> **To do**: If an entry holds a picture, skip the picture but copy everything else exactly.
(Data in this exercise Opens)
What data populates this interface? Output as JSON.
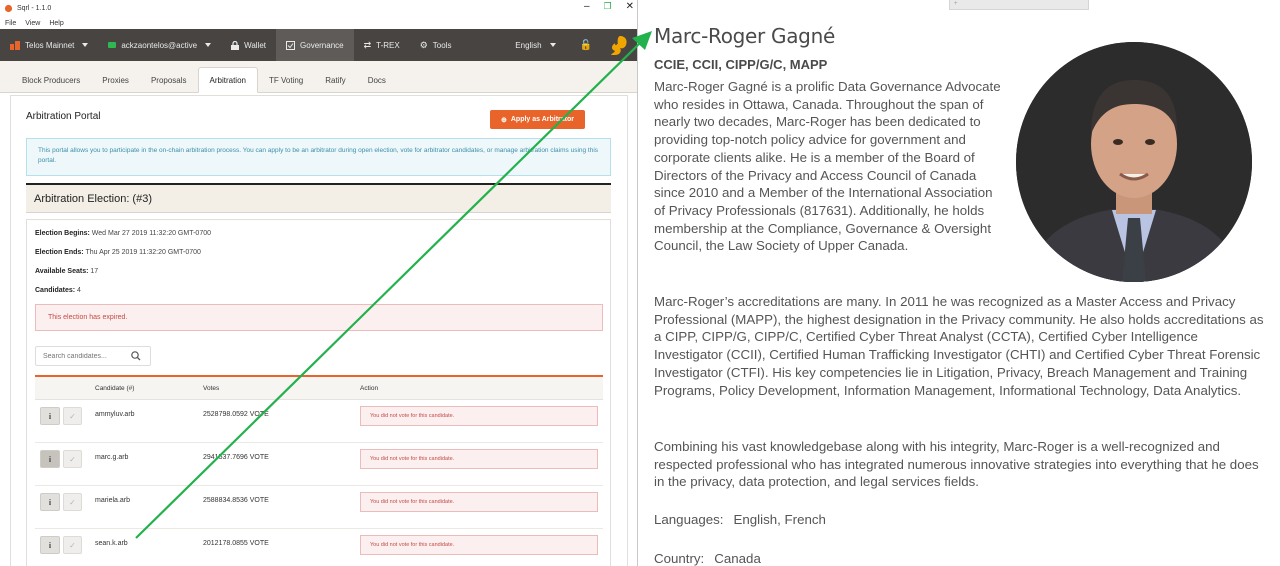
{
  "app": {
    "window_title": "Sqrl - 1.1.0",
    "menu": [
      "File",
      "View",
      "Help"
    ],
    "nav": {
      "network": "Telos Mainnet",
      "account": "ackzaontelos@active",
      "wallet": "Wallet",
      "governance": "Governance",
      "trex": "T-REX",
      "tools": "Tools",
      "language": "English"
    },
    "tabs": [
      "Block Producers",
      "Proxies",
      "Proposals",
      "Arbitration",
      "TF Voting",
      "Ratify",
      "Docs"
    ],
    "active_tab": "Arbitration",
    "portal": {
      "title": "Arbitration Portal",
      "apply_button": "Apply as Arbitrator",
      "info": "This portal allows you to participate in the on-chain arbitration process. You can apply to be an arbitrator during open election, vote for arbitrator candidates, or manage arbitration claims using this portal."
    },
    "election": {
      "heading": "Arbitration Election: (#3)",
      "begins_label": "Election Begins:",
      "begins_value": "Wed Mar 27 2019 11:32:20 GMT-0700",
      "ends_label": "Election Ends:",
      "ends_value": "Thu Apr 25 2019 11:32:20 GMT-0700",
      "seats_label": "Available Seats:",
      "seats_value": "17",
      "candidates_label": "Candidates:",
      "candidates_value": "4",
      "expired_notice": "This election has expired."
    },
    "search": {
      "placeholder": "Search candidates..."
    },
    "table": {
      "headers": {
        "candidate": "Candidate (#)",
        "votes": "Votes",
        "action": "Action"
      },
      "rows": [
        {
          "name": "ammyluv.arb",
          "votes": "2528798.0592 VOTE",
          "status": "You did not vote for this candidate."
        },
        {
          "name": "marc.g.arb",
          "votes": "2941537.7696 VOTE",
          "status": "You did not vote for this candidate."
        },
        {
          "name": "mariela.arb",
          "votes": "2588834.8536 VOTE",
          "status": "You did not vote for this candidate."
        },
        {
          "name": "sean.k.arb",
          "votes": "2012178.0855 VOTE",
          "status": "You did not vote for this candidate."
        }
      ]
    },
    "colors": {
      "accent": "#e8642b",
      "navbar": "#474442",
      "arrow": "#22b14c"
    }
  },
  "bio": {
    "name": "Marc-Roger Gagné",
    "credentials": "CCIE, CCII, CIPP/G/C, MAPP",
    "paragraph_1": "Marc-Roger Gagné is a prolific Data Governance Advocate who resides in Ottawa, Canada. Throughout the span of nearly two decades, Marc-Roger has been dedicated to providing top-notch policy advice for government and corporate clients alike. He is a member of the Board of Directors of the Privacy and Access Council of Canada since 2010 and a Member of the International Association of Privacy Professionals (817631). Additionally, he holds membership at the Compliance, Governance & Oversight Council, the Law Society of Upper Canada.",
    "paragraph_2": "Marc-Roger’s accreditations are many. In 2011 he was recognized as a Master Access and Privacy Professional (MAPP), the highest designation in the Privacy community. He also holds accreditations as a CIPP, CIPP/G, CIPP/C, Certified Cyber Threat Analyst (CCTA), Certified Cyber Intelligence Investigator (CCII), Certified Human Trafficking Investigator (CHTI) and Certified Cyber Threat Forensic Investigator (CTFI). His key competencies lie in Litigation, Privacy, Breach Management and Training Programs, Policy Development, Information Management, Informational Technology, Data Analytics.",
    "paragraph_3": "Combining his vast knowledgebase along with his integrity, Marc-Roger is a well-recognized and respected professional who has integrated numerous innovative strategies into everything that he does in the privacy, data protection, and legal services fields.",
    "languages_label": "Languages:",
    "languages_value": "English, French",
    "country_label": "Country:",
    "country_value": "Canada"
  }
}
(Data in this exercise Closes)
> **Answer box**:
What data populates this interface? Output as JSON.
{
  "app": {
    "window_title": "Sqrl - 1.1.0",
    "menu": [
      "File",
      "View",
      "Help"
    ],
    "nav": {
      "network": "Telos Mainnet",
      "account": "ackzaontelos@active",
      "wallet": "Wallet",
      "governance": "Governance",
      "trex": "T-REX",
      "tools": "Tools",
      "language": "English"
    },
    "tabs": [
      "Block Producers",
      "Proxies",
      "Proposals",
      "Arbitration",
      "TF Voting",
      "Ratify",
      "Docs"
    ],
    "active_tab": "Arbitration",
    "portal": {
      "title": "Arbitration Portal",
      "apply_button": "Apply as Arbitrator",
      "info": "This portal allows you to participate in the on-chain arbitration process. You can apply to be an arbitrator during open election, vote for arbitrator candidates, or manage arbitration claims using this portal."
    },
    "election": {
      "heading": "Arbitration Election: (#3)",
      "begins_label": "Election Begins:",
      "begins_value": "Wed Mar 27 2019 11:32:20 GMT-0700",
      "ends_label": "Election Ends:",
      "ends_value": "Thu Apr 25 2019 11:32:20 GMT-0700",
      "seats_label": "Available Seats:",
      "seats_value": "17",
      "candidates_label": "Candidates:",
      "candidates_value": "4",
      "expired_notice": "This election has expired."
    },
    "search": {
      "placeholder": "Search candidates..."
    },
    "table": {
      "headers": {
        "candidate": "Candidate (#)",
        "votes": "Votes",
        "action": "Action"
      },
      "rows": [
        {
          "name": "ammyluv.arb",
          "votes": "2528798.0592 VOTE",
          "status": "You did not vote for this candidate."
        },
        {
          "name": "marc.g.arb",
          "votes": "2941537.7696 VOTE",
          "status": "You did not vote for this candidate."
        },
        {
          "name": "mariela.arb",
          "votes": "2588834.8536 VOTE",
          "status": "You did not vote for this candidate."
        },
        {
          "name": "sean.k.arb",
          "votes": "2012178.0855 VOTE",
          "status": "You did not vote for this candidate."
        }
      ]
    },
    "colors": {
      "accent": "#e8642b",
      "navbar": "#474442",
      "arrow": "#22b14c"
    }
  },
  "bio": {
    "name": "Marc-Roger Gagné",
    "credentials": "CCIE, CCII, CIPP/G/C, MAPP",
    "paragraph_1": "Marc-Roger Gagné is a prolific Data Governance Advocate who resides in Ottawa, Canada. Throughout the span of nearly two decades, Marc-Roger has been dedicated to providing top-notch policy advice for government and corporate clients alike. He is a member of the Board of Directors of the Privacy and Access Council of Canada since 2010 and a Member of the International Association of Privacy Professionals (817631). Additionally, he holds membership at the Compliance, Governance & Oversight Council, the Law Society of Upper Canada.",
    "paragraph_2": "Marc-Roger’s accreditations are many. In 2011 he was recognized as a Master Access and Privacy Professional (MAPP), the highest designation in the Privacy community. He also holds accreditations as a CIPP, CIPP/G, CIPP/C, Certified Cyber Threat Analyst (CCTA), Certified Cyber Intelligence Investigator (CCII), Certified Human Trafficking Investigator (CHTI) and Certified Cyber Threat Forensic Investigator (CTFI). His key competencies lie in Litigation, Privacy, Breach Management and Training Programs, Policy Development, Information Management, Informational Technology, Data Analytics.",
    "paragraph_3": "Combining his vast knowledgebase along with his integrity, Marc-Roger is a well-recognized and respected professional who has integrated numerous innovative strategies into everything that he does in the privacy, data protection, and legal services fields.",
    "languages_label": "Languages:",
    "languages_value": "English, French",
    "country_label": "Country:",
    "country_value": "Canada"
  }
}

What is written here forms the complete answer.